Resolution of Independence Moved by R. H. Lee for the Virginia Delegation
[7 June 1776]
- That1 these United Colonies are, and of right ought to be, free and independent States, that they are absolved from all allegiance to the British Crown, and that all political connection between them and the State of Great Britain is, and ought to be, totally dissolved.
- That it is expedient forthwith to take the most effectual measures for forming foreign Alliances.
- That a plan of confederation be prepared and transmitted to the respective Colonies for their consideration and approbation.
- [On verso in several hands as indicated:]
- Resolved that it is the opinion of this Committee tha[t] the first Resolution2 be postponed to this day three weeks and that in the mean time3 least any time should be lost in case the Congress agree to this resolution4 a committee be appointed to prepare a Declaration to the effect of the said first resolution.5
MS (DLC: PCC, No. 23); in R. H. Lee’s hand; slightly worn and torn at the lateral edges.

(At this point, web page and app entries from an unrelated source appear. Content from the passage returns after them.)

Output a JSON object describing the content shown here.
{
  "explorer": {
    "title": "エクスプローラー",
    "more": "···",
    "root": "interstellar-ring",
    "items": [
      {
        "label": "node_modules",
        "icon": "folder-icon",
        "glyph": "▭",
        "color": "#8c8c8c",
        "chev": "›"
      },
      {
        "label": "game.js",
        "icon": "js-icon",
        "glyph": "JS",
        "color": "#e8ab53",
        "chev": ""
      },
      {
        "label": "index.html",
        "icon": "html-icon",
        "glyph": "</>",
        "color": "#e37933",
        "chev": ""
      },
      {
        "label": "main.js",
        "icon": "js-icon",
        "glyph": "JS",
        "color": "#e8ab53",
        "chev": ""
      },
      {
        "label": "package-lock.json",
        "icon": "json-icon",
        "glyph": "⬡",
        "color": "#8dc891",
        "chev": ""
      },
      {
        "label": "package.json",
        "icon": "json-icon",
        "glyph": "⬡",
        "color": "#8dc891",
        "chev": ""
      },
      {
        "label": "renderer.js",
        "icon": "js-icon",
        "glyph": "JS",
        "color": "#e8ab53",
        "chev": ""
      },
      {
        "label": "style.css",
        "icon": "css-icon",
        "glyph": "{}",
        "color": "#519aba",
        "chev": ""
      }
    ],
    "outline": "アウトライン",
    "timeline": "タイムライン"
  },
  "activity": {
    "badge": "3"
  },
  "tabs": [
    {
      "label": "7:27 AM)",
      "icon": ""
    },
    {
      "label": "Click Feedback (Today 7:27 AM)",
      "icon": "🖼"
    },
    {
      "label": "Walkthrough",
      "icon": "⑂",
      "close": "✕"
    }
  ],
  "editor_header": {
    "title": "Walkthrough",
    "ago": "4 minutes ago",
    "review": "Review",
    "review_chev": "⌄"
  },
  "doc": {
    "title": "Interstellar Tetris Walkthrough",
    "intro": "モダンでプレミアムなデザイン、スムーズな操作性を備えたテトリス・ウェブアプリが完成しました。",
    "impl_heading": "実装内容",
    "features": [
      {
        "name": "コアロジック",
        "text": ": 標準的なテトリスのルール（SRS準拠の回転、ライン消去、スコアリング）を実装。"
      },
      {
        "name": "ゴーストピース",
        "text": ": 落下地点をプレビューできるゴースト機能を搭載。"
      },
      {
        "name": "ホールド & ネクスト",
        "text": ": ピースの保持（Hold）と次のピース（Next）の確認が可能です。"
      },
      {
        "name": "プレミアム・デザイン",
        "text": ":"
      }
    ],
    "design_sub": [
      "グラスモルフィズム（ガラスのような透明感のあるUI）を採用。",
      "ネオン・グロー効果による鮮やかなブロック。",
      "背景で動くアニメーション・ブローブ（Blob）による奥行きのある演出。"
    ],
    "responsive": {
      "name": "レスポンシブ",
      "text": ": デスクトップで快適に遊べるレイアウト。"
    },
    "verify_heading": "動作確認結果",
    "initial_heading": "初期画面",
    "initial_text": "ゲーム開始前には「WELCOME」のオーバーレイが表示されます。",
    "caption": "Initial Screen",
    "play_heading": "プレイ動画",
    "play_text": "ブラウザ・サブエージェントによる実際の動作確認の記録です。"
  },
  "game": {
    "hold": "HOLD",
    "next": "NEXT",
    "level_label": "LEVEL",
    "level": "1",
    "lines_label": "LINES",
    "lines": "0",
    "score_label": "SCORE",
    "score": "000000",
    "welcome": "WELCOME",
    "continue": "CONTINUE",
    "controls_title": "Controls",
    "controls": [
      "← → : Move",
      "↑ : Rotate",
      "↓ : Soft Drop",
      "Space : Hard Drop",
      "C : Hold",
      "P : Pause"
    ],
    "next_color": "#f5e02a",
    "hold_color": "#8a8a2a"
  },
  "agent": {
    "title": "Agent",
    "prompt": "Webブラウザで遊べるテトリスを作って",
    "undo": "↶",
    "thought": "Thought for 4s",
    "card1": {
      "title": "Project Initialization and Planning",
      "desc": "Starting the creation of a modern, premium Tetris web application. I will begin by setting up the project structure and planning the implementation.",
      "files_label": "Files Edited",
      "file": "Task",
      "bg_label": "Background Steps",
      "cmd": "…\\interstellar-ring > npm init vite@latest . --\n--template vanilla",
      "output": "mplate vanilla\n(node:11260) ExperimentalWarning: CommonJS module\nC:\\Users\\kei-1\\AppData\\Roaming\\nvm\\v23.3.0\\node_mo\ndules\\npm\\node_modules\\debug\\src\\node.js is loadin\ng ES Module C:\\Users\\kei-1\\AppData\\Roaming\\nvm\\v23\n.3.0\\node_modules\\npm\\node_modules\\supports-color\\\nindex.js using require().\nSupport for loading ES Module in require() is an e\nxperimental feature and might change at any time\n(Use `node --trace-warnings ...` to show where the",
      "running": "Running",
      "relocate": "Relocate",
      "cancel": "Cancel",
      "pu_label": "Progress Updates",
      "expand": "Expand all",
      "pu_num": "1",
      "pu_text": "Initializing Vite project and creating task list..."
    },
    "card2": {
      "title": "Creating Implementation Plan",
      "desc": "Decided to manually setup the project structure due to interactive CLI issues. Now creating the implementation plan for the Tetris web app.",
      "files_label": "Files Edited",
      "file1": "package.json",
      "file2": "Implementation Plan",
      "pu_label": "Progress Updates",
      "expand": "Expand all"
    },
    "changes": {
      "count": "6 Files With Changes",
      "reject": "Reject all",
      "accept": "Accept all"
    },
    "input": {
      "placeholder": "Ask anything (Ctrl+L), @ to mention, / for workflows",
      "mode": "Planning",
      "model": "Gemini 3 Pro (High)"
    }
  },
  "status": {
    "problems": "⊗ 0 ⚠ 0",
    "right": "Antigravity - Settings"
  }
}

Endorsed by Charles Thomson: “[J]une 7, 1776. No. 4. Resolutions moved June 7th. 1776. referred for consideration till to morrow respecting Independanc[e or y] of the U.S.”
The present Resolution was introduced in accordance with the instructions sent to the Virginia delegation by the Convention of that colony, 15 May 1776, q.v. Written and introduced by R. H. Lee and seconded by John Adams, it was considered by TJ to be a motion by the Virginia delegation (John Adams, “Autobiography,” Works, iii, 51; Adams to Richard H. Lee, 24 Feb. 1821, same, x, 396; also, James Madison to Thomas Ritchie, 13 Aug. 1822, in Writings, ed. Hunt, ix, 110–11). Discussion of the Resolution was deferred until the following day (a Saturday), when it was debated in a committee of the whole, as it was again on Monday, 10 June; on the latter day the committee of the whole reported and Congress adopted the additional (fourth) resolution above (JCC description begins Worthington C. Ford and others, eds., Journals of the Continental Congress, 1774–1789, Washington, D.C., 1904–37, 34 vols. description ends , v, 426–9). The purpose of the postponement for three weeks (i.e., until 1 July) was “in order to give the Assemblies of the Middle Colonies an opportunity to take off their restrictions and let their Delegates unite in the measure” (Elbridge Gerry to James Warren, 11 June 1776, Burnett, Letters of Members, I, No. 699); TJ in his Notes on Debates lists the colonies requiring the postponement as New York, New Jersey, Pennsylvania, Delaware, Maryland, and South Carolina.
1. Here an insertion, apparently “the good people of,” was made and crossed out.
2. Up to this point this paragraph is in the hand of Benjamin Harrison, chairman of the committee of the whole.
3. Preceding words in Thomson’s hand.
4. Preceding words are written below, with a mark of insertion, in R. R. Livingston’s hand.
5. The Resolution is completed in Thomson’s hand.